**Data provided:**
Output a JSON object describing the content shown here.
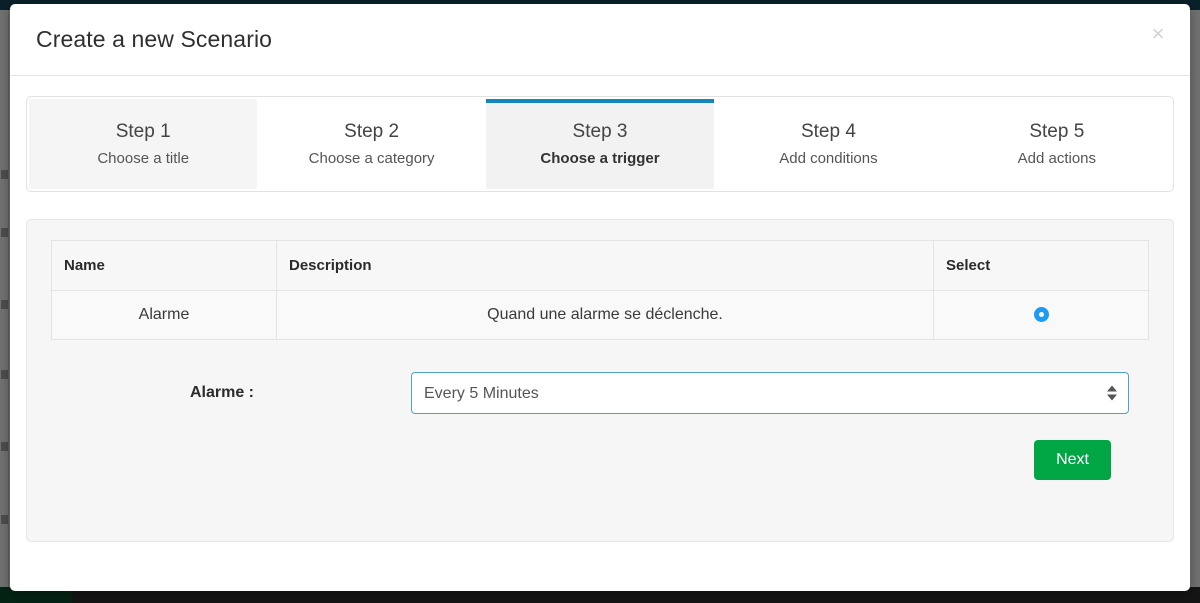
{
  "modal": {
    "title": "Create a new Scenario",
    "close_icon": "close-icon",
    "close_label": "×"
  },
  "steps": [
    {
      "title": "Step 1",
      "subtitle": "Choose a title",
      "state": "done"
    },
    {
      "title": "Step 2",
      "subtitle": "Choose a category",
      "state": "upcoming"
    },
    {
      "title": "Step 3",
      "subtitle": "Choose a trigger",
      "state": "active"
    },
    {
      "title": "Step 4",
      "subtitle": "Add conditions",
      "state": "upcoming"
    },
    {
      "title": "Step 5",
      "subtitle": "Add actions",
      "state": "upcoming"
    }
  ],
  "table": {
    "headers": [
      "Name",
      "Description",
      "Select"
    ],
    "rows": [
      {
        "name": "Alarme",
        "description": "Quand une alarme se déclenche.",
        "selected": true
      }
    ]
  },
  "trigger_select": {
    "label": "Alarme :",
    "value": "Every 5 Minutes",
    "options": [
      "Every 5 Minutes"
    ]
  },
  "footer": {
    "next_label": "Next"
  },
  "colors": {
    "active_step_bar": "#1586b8",
    "radio_selected": "#1d9bf6",
    "next_button": "#00a544",
    "select_focus_border": "#4ba3cd",
    "backdrop_topbar": "#184a5e"
  }
}
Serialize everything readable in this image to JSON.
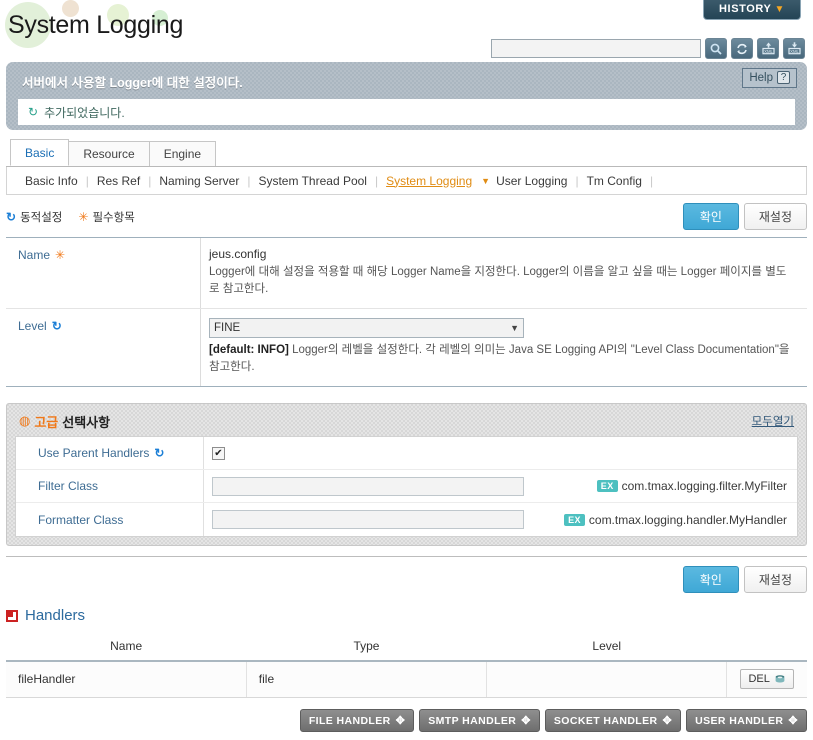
{
  "header": {
    "page_title": "System Logging",
    "history_button": "HISTORY",
    "history_caret": "▼",
    "search_placeholder": "",
    "search_value": "",
    "icons": {
      "search": "search-icon",
      "refresh": "refresh-icon",
      "xml_export": "xml-export-icon",
      "xml_import": "xml-import-icon"
    }
  },
  "description_panel": {
    "title": "서버에서 사용할 Logger에 대한 설정이다.",
    "help_label": "Help",
    "help_mark": "?",
    "notice_icon": "↻",
    "notice_text": "추가되었습니다."
  },
  "tabs": [
    {
      "label": "Basic",
      "active": true
    },
    {
      "label": "Resource",
      "active": false
    },
    {
      "label": "Engine",
      "active": false
    }
  ],
  "subnav": [
    {
      "label": "Basic Info",
      "active": false
    },
    {
      "label": "Res Ref",
      "active": false
    },
    {
      "label": "Naming Server",
      "active": false
    },
    {
      "label": "System Thread Pool",
      "active": false
    },
    {
      "label": "System Logging",
      "active": true
    },
    {
      "label": "User Logging",
      "active": false
    },
    {
      "label": "Tm Config",
      "active": false
    }
  ],
  "legend": {
    "dynamic_icon": "↻",
    "dynamic_label": "동적설정",
    "required_icon": "✳",
    "required_label": "필수항목"
  },
  "buttons": {
    "confirm": "확인",
    "reset": "재설정"
  },
  "basic_form": [
    {
      "label": "Name",
      "badge": "required",
      "value": "jeus.config",
      "help": "Logger에 대해 설정을 적용할 때 해당 Logger Name을 지정한다. Logger의 이름을 알고 싶을 때는 Logger 페이지를 별도로 참고한다."
    },
    {
      "label": "Level",
      "badge": "dynamic",
      "select_value": "FINE",
      "help_default": "[default: INFO]",
      "help": "Logger의 레벨을 설정한다. 각 레벨의 의미는 Java SE Logging API의 \"Level Class Documentation\"을 참고한다."
    }
  ],
  "advanced": {
    "bulb_icon": "💡",
    "title_highlight": "고급",
    "title_rest": "선택사항",
    "expand_all": "모두열기",
    "rows": [
      {
        "label": "Use Parent Handlers",
        "badge": "dynamic",
        "control": "checkbox",
        "checked": true,
        "check_mark": "✔"
      },
      {
        "label": "Filter Class",
        "badge": "none",
        "control": "text",
        "value": "",
        "ex_badge": "EX",
        "ex_text": "com.tmax.logging.filter.MyFilter"
      },
      {
        "label": "Formatter Class",
        "badge": "none",
        "control": "text",
        "value": "",
        "ex_badge": "EX",
        "ex_text": "com.tmax.logging.handler.MyHandler"
      }
    ]
  },
  "handlers": {
    "section_title": "Handlers",
    "columns": [
      "Name",
      "Type",
      "Level"
    ],
    "rows": [
      {
        "name": "fileHandler",
        "type": "file",
        "level": "",
        "delete_label": "DEL"
      }
    ],
    "add_buttons": [
      {
        "label": "FILE HANDLER"
      },
      {
        "label": "SMTP HANDLER"
      },
      {
        "label": "SOCKET HANDLER"
      },
      {
        "label": "USER HANDLER"
      }
    ]
  }
}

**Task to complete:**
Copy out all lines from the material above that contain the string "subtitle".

**Output below:**
      "subtitle": "Choose a title",
      "subtitle": "Choose a category",
      "subtitle": "Choose a trigger",
      "subtitle": "Add conditions",
      "subtitle": "Add actions",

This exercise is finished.